In recent years, the Higher Education Quality Council of Ontario (HEQCO) has launched several studies that analyze and conceptualize the differentiation of the Ontario postsecondary education system (Weingarten & Deller, 2010; Hicks, Weingarten, Jonker & Liu, 2013; Weingarten, Hicks, Jonker & Liu, 2013). Similarly, in the summer of 2012, the Ontario Ministry of Training, Colleges and Universities (MTCU) initiated several projects to identify ways to drive innovation and improve the productivity of the postsecondary sector.
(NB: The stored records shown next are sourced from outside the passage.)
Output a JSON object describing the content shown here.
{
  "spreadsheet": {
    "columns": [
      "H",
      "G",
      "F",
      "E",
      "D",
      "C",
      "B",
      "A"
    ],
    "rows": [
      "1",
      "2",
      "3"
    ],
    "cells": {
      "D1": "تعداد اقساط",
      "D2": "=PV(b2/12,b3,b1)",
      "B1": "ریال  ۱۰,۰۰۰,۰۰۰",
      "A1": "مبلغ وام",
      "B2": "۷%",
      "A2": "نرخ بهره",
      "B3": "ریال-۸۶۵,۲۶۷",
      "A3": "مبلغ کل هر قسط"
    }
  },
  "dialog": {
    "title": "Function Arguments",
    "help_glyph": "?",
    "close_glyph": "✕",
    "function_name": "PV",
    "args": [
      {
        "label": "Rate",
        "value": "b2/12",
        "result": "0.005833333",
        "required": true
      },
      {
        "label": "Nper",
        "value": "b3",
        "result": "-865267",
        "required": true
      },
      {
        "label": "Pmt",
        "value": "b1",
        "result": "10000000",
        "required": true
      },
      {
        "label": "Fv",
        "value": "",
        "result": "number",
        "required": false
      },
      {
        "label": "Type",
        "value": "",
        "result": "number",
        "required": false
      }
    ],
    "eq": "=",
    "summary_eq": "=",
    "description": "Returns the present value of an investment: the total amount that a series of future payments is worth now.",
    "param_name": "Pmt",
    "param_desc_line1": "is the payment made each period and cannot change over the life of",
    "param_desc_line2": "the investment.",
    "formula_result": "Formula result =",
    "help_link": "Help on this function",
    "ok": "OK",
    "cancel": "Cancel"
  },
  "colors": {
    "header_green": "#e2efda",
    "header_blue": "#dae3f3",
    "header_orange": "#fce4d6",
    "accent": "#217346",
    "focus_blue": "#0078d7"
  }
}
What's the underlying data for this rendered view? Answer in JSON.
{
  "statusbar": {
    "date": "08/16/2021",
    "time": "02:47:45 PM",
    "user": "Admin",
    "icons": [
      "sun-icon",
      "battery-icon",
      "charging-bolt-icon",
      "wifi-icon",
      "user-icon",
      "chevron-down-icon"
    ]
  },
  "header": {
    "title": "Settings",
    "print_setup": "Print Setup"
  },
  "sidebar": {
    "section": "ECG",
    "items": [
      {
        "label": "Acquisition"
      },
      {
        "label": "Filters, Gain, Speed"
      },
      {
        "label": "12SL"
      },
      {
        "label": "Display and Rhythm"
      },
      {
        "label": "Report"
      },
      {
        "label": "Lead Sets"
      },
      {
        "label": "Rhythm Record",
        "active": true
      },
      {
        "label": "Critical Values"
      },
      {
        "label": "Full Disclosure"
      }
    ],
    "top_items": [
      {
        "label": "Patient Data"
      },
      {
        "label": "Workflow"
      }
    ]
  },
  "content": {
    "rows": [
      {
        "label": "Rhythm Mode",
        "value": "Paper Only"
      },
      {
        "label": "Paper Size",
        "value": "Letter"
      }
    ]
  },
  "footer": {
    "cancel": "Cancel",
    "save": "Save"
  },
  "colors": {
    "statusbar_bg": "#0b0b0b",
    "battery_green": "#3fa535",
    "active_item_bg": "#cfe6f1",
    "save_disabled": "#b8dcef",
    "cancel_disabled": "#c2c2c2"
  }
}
Within this context, in June 2013 HEQCO began to look at what it called ‘the proliferation of public policy schools.’ Anecdotally, there has been much discussion about the rise of public policy programs. Findings from a preliminary scan of existing graduate public policy programs and their establishment dates demonstrated that there has been a proliferation in the number of public policy programs in Canada, starting with Carleton University in 1953 and ending with the University of Calgary in 2011. In roughly the past decade, there has been a one-third increase in the number of such graduate programs. This trend mirrors what has happened elsewhere, in particular in the United States.